Mentions: Because the intramolecular LRET also dramatically affects the luminescence lifetime of energy donor and acceptor luminophores in the probe, the luminescence decay curves of TRP-NO upon reaction with different concentrations of NO were investigated. As shown in Fig. 4A, with the increase in NO concentration, the luminescence decay rate of TRP-NO at 540 nm increased gradually, and the average luminescence lifetime (decoded from the luminescence decay curve) of TRP-NO decreased gradually from 484.3 μs to 48.7 μs upon reaction with different concentrations of NO (Fig. 4B), which provides a ∼10-fold contrast window for the detection of NO when luminescence lifetime is used as a signal. The results imply that the probe TRP-NO could be also used for the luminescence lifetime imaging of NO in vitro and in vivo. The multiple-signaling feature of TRP-NO enables the NO detection to be carried out both with ratiometric time-gated mode and lifetime mode, which affords much convenience for the accurate quantitative detection of NO in complicated biological samples.

View Article: PubMed Central - PubMed

ABSTRACT

Trp-notrp-notrp-notrp-notrp-notrp-notrp-no: Rapid, multiplexed, sensitive and specific identification and quantitative detection of nitric oxide (NO) are in great demand in biomedical science. Herein, a novel multifunctional probe based on the intramolecular LRET (luminescence resonance energy transfer) strategy, , was designed for the highly sensitive and selective ratiometric and luminescence lifetime detection of lysosomal NO. Before reaction with NO, the emission of the rhodamine moiety in is switched off, which prevents the LRET process, so that the probe emits only the long-lived Tb3+ luminescence. However, upon reaction with NO, accompanied by the turn-on of rhodamine emission, the LRET from the Tb3+-complex moiety to rhodamine moiety occurs, which results in a remarkable increase of the rhodamine emission and decrease of the Tb3+ emission. After the reaction, the intensity ratio of the rhodamine emission to the Tb3+ emission, I565/I540, was found to be 28.8-fold increased, and the dose-dependent enhancement of the I565/I540 value showed a good linearity upon the increase of NO concentration.
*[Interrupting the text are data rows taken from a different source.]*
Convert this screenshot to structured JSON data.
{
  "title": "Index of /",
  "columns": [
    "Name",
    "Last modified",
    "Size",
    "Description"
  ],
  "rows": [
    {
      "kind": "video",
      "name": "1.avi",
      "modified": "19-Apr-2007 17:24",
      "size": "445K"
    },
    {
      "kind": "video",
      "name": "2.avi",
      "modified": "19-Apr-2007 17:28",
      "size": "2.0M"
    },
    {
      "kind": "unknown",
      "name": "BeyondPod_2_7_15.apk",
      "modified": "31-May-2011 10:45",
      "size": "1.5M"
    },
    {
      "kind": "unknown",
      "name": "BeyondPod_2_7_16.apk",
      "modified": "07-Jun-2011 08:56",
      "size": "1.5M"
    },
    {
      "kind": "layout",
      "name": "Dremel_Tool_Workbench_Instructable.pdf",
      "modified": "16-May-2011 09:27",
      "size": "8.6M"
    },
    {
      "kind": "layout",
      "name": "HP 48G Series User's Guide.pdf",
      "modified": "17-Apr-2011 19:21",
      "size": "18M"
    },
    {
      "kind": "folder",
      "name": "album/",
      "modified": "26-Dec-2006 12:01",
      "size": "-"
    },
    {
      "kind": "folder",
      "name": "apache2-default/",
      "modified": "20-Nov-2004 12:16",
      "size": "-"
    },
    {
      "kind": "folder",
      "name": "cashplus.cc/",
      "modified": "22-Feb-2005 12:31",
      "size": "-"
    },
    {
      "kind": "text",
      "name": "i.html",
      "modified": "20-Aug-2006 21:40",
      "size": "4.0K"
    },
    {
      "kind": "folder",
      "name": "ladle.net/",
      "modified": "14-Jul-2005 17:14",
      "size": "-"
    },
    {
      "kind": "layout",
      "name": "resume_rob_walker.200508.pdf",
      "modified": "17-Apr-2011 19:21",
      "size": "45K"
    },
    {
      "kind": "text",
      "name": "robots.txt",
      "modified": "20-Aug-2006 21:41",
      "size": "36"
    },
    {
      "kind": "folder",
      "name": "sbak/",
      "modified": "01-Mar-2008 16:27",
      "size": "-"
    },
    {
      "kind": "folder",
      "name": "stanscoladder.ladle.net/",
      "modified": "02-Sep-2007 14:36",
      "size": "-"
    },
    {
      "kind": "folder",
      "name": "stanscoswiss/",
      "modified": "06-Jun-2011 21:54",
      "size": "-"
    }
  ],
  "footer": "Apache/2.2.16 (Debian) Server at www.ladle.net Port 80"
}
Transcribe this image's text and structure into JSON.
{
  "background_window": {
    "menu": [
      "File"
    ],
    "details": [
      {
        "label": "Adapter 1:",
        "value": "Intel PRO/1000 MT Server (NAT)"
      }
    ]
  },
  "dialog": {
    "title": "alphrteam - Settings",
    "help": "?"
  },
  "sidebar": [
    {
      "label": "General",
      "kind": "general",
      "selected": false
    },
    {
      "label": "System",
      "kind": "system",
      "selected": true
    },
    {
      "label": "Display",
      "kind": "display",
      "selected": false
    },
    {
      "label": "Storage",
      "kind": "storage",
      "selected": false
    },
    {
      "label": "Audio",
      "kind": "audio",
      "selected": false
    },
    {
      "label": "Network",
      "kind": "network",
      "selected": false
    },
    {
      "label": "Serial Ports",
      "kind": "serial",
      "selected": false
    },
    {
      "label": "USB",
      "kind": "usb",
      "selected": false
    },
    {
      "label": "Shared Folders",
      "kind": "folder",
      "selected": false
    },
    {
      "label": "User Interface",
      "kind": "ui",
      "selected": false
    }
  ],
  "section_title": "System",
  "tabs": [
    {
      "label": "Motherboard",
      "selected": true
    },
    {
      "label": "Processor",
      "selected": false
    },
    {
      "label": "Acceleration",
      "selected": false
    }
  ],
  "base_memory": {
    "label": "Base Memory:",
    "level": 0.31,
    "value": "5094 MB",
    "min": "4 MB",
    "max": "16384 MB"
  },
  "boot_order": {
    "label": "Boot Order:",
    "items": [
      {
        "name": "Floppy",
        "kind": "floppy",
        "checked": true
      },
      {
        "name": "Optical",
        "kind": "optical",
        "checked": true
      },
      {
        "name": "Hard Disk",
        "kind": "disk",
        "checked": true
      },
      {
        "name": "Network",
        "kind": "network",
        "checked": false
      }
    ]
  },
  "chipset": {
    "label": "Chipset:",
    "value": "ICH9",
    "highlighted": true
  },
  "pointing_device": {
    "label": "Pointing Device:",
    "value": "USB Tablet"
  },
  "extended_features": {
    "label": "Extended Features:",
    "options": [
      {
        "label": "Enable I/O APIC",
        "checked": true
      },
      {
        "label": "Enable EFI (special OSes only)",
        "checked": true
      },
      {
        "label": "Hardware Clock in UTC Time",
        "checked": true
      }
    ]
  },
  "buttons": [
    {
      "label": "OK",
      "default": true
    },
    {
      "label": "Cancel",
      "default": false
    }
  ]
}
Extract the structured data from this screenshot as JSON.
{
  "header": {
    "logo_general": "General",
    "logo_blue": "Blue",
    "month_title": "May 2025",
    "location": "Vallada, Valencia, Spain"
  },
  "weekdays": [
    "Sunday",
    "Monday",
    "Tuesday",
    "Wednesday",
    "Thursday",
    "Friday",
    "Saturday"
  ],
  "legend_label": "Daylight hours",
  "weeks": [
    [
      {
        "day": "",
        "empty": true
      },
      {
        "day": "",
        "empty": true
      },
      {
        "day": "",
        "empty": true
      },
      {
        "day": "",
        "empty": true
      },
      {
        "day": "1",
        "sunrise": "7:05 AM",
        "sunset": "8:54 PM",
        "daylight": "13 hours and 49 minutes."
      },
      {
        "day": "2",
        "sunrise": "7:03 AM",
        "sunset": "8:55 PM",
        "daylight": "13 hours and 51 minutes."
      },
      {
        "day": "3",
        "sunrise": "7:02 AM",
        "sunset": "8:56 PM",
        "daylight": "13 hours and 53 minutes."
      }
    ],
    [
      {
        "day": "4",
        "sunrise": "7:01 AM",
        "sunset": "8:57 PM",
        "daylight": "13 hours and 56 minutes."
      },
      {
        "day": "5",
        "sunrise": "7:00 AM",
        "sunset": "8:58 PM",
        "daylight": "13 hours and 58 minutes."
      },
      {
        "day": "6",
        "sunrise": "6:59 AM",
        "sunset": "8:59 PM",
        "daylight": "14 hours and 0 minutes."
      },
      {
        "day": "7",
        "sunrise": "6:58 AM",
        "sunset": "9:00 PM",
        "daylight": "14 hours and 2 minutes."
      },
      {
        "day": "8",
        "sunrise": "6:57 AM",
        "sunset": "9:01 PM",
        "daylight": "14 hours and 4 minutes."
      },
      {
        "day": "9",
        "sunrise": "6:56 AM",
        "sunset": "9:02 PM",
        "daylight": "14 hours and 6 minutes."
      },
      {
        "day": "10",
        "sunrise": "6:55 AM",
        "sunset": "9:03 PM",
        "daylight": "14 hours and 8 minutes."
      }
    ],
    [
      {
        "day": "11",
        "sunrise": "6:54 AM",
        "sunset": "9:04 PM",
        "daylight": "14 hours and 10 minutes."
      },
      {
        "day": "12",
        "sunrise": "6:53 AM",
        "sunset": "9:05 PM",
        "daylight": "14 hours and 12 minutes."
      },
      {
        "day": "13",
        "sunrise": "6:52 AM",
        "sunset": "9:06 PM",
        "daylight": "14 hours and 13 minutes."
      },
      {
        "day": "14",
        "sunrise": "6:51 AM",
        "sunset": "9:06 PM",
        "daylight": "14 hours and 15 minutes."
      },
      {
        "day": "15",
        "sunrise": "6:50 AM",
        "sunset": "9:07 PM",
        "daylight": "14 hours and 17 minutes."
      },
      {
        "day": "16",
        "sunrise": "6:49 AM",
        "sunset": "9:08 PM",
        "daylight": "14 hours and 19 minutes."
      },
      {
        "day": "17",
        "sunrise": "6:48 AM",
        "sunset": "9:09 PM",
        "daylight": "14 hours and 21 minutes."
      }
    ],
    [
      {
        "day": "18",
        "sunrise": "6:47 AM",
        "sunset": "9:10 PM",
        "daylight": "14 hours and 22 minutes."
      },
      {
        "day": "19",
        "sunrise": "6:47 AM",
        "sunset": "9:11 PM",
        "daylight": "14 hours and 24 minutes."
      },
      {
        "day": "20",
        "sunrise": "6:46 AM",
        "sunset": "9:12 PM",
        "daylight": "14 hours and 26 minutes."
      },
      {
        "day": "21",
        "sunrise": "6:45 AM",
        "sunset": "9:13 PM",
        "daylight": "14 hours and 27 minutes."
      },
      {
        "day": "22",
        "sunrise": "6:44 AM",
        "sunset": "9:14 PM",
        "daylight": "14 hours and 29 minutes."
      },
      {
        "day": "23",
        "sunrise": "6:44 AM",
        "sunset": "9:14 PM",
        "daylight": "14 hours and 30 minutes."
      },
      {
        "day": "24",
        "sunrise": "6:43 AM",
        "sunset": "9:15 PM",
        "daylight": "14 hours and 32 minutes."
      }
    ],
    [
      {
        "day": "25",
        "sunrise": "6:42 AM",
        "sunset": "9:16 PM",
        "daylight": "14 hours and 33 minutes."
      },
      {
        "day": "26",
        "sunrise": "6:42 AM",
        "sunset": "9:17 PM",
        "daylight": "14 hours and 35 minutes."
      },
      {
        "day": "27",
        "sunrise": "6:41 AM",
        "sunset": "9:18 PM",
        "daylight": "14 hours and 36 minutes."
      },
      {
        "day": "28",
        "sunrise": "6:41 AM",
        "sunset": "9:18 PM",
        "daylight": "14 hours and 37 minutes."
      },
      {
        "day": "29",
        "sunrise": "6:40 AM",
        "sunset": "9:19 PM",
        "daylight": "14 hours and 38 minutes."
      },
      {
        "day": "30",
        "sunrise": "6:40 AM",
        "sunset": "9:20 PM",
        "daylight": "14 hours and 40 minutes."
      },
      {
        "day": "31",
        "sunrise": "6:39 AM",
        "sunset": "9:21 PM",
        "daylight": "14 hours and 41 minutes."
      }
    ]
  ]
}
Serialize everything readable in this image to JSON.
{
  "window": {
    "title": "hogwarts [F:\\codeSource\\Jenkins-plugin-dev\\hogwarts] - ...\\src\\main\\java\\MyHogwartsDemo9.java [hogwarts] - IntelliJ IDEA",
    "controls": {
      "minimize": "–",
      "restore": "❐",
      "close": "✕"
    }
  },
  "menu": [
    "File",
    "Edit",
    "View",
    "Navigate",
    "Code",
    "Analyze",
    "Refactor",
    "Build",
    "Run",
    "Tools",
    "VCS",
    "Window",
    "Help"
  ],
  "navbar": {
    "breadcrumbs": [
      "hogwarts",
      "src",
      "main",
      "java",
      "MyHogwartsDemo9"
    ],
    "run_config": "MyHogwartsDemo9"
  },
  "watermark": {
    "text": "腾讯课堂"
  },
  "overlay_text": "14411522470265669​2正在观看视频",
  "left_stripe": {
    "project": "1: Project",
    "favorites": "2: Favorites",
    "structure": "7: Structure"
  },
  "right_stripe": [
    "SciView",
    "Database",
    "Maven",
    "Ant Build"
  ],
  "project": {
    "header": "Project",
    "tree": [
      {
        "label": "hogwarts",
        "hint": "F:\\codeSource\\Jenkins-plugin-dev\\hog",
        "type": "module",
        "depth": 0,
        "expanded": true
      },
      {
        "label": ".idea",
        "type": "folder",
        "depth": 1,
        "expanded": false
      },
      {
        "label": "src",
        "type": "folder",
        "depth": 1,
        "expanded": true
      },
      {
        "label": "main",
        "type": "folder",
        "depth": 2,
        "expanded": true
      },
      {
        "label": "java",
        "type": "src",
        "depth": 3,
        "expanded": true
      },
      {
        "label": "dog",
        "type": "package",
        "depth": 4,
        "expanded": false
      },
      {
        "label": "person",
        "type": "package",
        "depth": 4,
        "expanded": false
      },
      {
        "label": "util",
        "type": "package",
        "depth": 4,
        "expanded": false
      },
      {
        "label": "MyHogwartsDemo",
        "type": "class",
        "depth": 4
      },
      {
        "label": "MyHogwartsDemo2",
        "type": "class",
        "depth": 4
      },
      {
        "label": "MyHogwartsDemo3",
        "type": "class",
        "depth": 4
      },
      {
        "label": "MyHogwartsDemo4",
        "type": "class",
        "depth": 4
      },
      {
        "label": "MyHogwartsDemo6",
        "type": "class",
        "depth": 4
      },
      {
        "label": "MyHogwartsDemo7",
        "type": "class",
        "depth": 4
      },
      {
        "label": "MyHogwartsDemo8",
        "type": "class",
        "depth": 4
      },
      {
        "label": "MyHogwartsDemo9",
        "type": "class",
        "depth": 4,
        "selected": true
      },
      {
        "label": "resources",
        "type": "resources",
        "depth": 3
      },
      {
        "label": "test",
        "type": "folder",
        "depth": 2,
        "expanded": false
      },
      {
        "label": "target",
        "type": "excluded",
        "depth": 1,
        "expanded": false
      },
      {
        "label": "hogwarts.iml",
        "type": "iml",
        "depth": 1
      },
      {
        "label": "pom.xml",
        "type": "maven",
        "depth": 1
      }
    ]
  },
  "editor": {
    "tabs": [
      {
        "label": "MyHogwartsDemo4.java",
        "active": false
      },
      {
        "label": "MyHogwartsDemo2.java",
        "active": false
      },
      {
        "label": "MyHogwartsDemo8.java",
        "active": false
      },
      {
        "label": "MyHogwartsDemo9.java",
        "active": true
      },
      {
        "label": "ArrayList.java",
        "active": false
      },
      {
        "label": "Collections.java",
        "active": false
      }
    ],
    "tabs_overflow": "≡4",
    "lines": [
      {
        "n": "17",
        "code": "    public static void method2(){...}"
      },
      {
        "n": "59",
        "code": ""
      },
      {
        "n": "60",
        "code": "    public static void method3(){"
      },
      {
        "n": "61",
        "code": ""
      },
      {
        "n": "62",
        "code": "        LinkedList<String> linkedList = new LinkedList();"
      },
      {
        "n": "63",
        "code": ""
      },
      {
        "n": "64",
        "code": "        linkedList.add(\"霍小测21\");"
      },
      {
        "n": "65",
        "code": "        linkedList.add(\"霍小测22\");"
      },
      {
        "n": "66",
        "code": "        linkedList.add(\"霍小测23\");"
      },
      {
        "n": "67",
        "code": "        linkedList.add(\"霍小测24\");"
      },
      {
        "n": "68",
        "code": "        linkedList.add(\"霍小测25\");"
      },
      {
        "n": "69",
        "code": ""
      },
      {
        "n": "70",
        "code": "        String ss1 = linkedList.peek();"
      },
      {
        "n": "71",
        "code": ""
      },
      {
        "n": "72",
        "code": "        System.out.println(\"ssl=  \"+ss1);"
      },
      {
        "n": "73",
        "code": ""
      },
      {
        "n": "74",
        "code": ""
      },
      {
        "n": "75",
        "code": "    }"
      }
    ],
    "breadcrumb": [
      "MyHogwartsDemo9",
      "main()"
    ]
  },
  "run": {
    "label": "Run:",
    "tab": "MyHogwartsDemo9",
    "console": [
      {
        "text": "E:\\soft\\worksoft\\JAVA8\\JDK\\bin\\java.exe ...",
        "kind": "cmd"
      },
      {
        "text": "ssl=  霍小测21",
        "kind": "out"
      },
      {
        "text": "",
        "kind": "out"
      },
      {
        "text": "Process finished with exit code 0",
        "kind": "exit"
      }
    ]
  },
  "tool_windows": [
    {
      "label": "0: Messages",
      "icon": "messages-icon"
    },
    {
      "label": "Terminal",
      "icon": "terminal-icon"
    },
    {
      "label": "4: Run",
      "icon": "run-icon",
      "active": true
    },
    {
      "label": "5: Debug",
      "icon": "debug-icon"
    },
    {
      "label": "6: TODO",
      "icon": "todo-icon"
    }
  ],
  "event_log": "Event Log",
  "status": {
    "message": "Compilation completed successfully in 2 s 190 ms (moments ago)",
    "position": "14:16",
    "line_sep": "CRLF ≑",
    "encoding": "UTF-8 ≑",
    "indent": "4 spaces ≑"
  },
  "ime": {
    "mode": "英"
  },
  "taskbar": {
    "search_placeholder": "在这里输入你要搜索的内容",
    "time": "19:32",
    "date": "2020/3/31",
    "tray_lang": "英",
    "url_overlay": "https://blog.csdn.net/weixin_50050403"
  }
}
In addition, a dose-dependent luminescence lifetime decrease was distinctly observed between the average luminescence lifetime of the probe and NO concentration, which provides a ∼10-fold contrast window for the detection of NO. These unique properties allowed to be conveniently used as a time-gated luminescence probe for the quantitative detection of NO using both luminescence intensity ratio and luminescence lifetime as signals. The applicability of for ratiometric time-gated luminescence imaging of NO in living cells was investigated. Meanwhile, dye co-localization studies confirmed a quite precise distribution of in lysosomes by confocal microscopy imaging. Furthermore, the practical applicability of was demonstrated by the visualization of NO in Daphnia magna. All of the results demonstrated that could serve as a useful tool for exploiting and elucidating the function of NO at sub-cellular levels with high specificity, accuracy and contrast.

No MeSH data available.


Related in: MedlinePlus